Minister of Transportation and Infrastructure Geoff MacLellan announced on April 26, 2017 that the province had accepted the public’s definitive rejection of TIR’s consideration of imposing tolls to pay for twinning the 107 highway (at an estimated cost of $331,600,000). Instead, MacLellan said that the province would build the already planned Burnside Connector, with no tolls, and conduct a safety study of the 107.
In a statement, MacLellan renounced the very notion of tolls for twinning anywhere in the province: "We did not hear overwhelming support from Nova Scotians about paying a toll for twinned highways, but they were clear we should act now to improve our roads. We will do that with an emphasis on safety and, at the same time, we will create economic opportunities for Nova Scotians."
MacLellan’s abandonment of tolls came after a two-year series of safety studies and a massive public consultation around the province. There were communities in Nova Scotia that have been pushing for years for twinning their local 100-highway to reduce the number of accidents.
Back in 2015, TIR did safety studies on three highways, the 101, 103, and 104, looking at measures to improve safety. All three studies included long lists of recommendations. As the authors of the 104 study put it, “Overall, there appear to be many opportunities for the Department make incremental improvements to road safety until such time that the study area is upgraded to a divided four lane facility.”
There was no sense of urgency to get on with twinning in these three reports. From the 103 report: “It is recommended that the following sections be considered for twinning by 2034.” And TIR’s projected budgets were so low that twinning multiple corridors would take decades to complete.
So to get more money to speed up the twinning process, TIR asked the engineering consulting firm CBCL Limited Consulting Engineers (CBCL) to look at not just the 101, 103, and 104, but at five other corridors as well, including the 107, and to “determine the feasibility of using tolls to twin sooner (8-10) years.” The estimated cost of completing all 8 corridors was $2,222,400,000.
The public relations consulting firm MQO conducted the public outreach campaign. The firm received a total of 5,387 submissions. 1,911 people attended 14 public consultations. 3,700 people completed an online survey, with the remaining submissions coming from an online comment box, mail, and email.
In a 37-page report issued on March 30, (What We Heard: A Report on the Nova Scotia Highway Twinning Consultations), MQO was unequivocal about the findings of the Eastern Shore consultation: “The response to the proposal of tolls during the Porter’s Lake consultation was overwhelmingly negative toward both twinning and tolling.” And Eastern Shore MLA Kevin Murphy was equally unequivocal in an interview: “Personally, I’m not in favour of tolls for our section.”

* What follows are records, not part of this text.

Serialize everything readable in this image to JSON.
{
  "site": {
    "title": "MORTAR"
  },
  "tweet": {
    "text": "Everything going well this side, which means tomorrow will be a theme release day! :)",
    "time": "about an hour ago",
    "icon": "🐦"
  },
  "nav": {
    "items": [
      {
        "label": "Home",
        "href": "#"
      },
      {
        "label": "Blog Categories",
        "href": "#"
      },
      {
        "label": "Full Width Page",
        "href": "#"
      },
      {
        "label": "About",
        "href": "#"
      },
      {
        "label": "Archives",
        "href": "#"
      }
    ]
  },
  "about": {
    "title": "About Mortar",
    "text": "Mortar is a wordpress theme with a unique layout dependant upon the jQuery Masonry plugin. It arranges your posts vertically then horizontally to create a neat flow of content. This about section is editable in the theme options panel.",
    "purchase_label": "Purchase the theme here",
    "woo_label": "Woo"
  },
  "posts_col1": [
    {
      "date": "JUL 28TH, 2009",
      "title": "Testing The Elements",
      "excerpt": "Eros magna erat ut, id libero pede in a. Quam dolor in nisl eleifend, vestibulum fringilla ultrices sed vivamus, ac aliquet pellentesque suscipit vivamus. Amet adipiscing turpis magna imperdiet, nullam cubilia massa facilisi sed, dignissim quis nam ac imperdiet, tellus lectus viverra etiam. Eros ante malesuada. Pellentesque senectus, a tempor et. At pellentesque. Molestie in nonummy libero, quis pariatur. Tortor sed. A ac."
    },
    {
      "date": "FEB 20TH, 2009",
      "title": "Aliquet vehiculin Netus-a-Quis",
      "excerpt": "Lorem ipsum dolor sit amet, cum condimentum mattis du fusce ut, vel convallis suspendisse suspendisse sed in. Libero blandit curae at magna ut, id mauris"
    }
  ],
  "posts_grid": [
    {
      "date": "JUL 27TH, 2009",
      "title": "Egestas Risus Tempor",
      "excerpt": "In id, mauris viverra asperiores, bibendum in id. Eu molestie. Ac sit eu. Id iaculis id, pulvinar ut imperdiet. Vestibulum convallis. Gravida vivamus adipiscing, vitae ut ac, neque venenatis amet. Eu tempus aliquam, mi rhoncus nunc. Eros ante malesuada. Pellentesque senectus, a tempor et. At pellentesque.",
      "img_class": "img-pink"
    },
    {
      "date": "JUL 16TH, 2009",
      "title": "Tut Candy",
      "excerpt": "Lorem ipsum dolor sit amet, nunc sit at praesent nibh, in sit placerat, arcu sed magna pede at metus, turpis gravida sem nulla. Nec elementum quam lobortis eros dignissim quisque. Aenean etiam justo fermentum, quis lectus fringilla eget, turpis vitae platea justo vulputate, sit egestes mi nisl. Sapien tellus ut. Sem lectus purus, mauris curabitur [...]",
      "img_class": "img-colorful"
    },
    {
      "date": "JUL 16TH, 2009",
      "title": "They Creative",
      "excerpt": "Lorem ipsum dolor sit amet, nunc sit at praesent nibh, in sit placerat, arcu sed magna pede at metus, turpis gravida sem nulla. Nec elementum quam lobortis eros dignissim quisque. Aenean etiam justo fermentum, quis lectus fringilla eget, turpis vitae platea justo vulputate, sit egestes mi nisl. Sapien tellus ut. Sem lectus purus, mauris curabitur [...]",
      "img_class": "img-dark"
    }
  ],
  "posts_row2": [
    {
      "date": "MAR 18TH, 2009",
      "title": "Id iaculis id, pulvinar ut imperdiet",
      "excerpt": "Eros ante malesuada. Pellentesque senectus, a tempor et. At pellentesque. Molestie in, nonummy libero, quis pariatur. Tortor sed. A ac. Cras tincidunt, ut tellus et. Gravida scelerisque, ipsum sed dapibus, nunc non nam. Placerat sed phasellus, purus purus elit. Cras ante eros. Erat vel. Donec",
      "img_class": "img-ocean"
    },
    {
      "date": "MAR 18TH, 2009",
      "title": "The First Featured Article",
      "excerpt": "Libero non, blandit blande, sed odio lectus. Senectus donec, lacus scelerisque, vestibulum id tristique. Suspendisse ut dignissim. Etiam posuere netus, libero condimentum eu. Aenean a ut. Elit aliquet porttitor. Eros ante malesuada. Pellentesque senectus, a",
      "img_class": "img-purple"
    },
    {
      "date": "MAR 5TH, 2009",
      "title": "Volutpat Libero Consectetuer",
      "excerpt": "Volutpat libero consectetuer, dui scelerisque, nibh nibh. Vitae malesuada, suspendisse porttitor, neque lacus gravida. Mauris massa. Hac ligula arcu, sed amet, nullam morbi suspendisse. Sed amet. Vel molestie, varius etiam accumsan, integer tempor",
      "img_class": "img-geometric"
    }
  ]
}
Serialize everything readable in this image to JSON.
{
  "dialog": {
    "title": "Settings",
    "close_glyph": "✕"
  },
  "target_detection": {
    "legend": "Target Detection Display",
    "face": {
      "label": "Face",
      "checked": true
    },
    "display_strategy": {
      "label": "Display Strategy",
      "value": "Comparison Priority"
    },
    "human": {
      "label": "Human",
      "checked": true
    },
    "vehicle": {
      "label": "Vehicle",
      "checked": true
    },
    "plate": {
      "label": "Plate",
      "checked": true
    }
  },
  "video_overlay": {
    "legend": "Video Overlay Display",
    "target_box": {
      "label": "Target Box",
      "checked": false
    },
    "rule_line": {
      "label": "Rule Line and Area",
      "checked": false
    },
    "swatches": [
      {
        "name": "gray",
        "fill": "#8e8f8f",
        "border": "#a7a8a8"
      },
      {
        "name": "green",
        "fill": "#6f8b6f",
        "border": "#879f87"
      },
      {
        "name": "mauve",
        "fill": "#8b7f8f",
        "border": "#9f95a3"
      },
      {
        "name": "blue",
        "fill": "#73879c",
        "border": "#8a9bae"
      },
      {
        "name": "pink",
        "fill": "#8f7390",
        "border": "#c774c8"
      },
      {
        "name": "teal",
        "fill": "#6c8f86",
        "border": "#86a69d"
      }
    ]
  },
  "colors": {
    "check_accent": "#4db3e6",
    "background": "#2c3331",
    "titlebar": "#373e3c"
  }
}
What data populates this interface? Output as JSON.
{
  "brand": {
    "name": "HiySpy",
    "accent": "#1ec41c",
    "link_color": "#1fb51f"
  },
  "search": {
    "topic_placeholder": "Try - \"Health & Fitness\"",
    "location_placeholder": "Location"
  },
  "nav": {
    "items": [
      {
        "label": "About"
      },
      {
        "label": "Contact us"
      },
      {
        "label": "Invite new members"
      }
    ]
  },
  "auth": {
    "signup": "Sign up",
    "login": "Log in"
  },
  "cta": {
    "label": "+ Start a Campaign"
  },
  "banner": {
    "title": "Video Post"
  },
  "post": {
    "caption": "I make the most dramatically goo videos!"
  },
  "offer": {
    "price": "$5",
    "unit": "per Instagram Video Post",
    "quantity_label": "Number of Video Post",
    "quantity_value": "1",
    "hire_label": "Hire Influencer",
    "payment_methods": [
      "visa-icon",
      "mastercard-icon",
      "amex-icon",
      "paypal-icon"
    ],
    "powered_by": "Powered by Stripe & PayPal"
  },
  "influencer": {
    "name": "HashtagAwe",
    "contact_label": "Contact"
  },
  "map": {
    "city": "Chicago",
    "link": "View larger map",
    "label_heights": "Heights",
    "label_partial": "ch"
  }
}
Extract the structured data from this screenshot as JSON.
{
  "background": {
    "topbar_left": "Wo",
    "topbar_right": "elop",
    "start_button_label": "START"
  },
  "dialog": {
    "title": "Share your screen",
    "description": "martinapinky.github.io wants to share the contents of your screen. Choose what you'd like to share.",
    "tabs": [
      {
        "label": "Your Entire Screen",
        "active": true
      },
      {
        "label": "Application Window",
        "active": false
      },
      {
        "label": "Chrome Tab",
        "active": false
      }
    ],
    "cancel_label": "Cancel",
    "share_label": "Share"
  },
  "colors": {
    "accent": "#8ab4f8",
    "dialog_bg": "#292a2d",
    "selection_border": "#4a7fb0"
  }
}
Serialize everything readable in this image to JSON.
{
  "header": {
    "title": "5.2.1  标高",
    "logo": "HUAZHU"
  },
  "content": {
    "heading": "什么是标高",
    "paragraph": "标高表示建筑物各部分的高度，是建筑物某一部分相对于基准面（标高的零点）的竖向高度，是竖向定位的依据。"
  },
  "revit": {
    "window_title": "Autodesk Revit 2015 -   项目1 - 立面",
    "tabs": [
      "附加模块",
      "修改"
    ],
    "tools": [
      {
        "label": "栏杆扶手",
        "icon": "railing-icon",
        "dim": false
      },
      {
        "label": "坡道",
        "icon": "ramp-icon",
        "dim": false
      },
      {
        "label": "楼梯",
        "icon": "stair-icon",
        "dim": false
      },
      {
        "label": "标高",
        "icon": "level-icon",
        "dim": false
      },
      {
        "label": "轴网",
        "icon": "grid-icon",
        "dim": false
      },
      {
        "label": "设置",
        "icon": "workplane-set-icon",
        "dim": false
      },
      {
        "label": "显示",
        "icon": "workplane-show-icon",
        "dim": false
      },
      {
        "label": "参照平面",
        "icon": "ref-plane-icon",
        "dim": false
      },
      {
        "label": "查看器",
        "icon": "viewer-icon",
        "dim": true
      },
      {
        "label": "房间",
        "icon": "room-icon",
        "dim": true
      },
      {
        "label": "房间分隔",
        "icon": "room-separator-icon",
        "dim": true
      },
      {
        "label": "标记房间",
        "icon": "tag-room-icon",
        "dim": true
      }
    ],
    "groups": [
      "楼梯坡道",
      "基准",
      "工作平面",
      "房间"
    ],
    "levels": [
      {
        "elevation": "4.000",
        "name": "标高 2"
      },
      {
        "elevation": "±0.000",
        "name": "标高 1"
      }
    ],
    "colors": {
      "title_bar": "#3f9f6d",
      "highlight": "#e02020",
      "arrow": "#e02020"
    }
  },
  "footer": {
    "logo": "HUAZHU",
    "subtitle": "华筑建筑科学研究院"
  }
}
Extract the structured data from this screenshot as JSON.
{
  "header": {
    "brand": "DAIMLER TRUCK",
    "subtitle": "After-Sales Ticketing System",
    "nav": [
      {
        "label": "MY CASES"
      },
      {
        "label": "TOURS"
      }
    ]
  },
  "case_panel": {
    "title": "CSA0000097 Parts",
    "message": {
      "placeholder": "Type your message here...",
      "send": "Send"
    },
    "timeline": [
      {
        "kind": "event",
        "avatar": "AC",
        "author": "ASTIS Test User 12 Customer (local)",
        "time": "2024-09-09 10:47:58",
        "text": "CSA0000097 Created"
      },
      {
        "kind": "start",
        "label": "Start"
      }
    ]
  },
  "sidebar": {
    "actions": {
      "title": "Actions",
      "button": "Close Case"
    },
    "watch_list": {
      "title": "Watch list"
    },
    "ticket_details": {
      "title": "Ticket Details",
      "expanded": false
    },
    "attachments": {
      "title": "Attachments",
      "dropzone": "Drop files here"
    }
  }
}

MQO did what it could to minimize the opposition to tolls. In more than one place in the report, MQO argues that, “it is evidently difficult for Nova Scotians to separate the issue of twinning from tolling to twin sooner.” The firm found faint signs of hope in “a discrepancy in tone between the feedback on tolling to twin sooner provided during the discussion portion of the public consultation and the feedback provided in the written responses left behind on the tables.”[Emphasis in the report].
In his presentation, MacLellan noted that calls for twinning came up after almost every serious accident or death on any 100-series highway. But the use of tolls has long been a contentious issue, and the government undertook the consultation to get a definitive answer about whether the public was willing to accept tolls in order to speed up the twinning process.
Opponents of “tolling to twin” insisted that what the government called “tolls” was nothing more than a new tax that would only worsen income inequalities between rural and urban residents. MQO quotes this unidentified rural resident: “I don't think it is fair to toll the forgotten/neglected areas of Nova Scotia. We have paid our taxes to provide all other twinned highways and we believe it is our turn to benefit. The Eastern Shore cannot afford the added expense….You will push low income residence on to unsafe back roads and toll the ones privileged enough to afford it.”
MacLellan said that instead of using tolls to pay for its original $2.2 billion, 8-corridor proposal, the province was now committing $390 million in capital funding over the next 7 years to complete 4 projects, including the already planned construction of a new four-lane divided 8.7 km section of the 107 between Burnside and Bedford, the Burnside Connector. He also said that TIR would be conducting a safety study of the 107 from Burnside to Musquodoboit Harbour to provide guidance for additional safety improvements in the future. There was also $30 million for safety improvements on un-twinned sections of 100-series highways. MacLellan said the province had already submitted business cases for these 4 projects to the federal government and anticipated approval of federal cost-sharing funds.
Note: You can read a summary of the comments from the public consultation process, plus other related documents at http://novascotia.ca/twinning.
Note: This article is an expanded version of the article that appeared in the May print edition.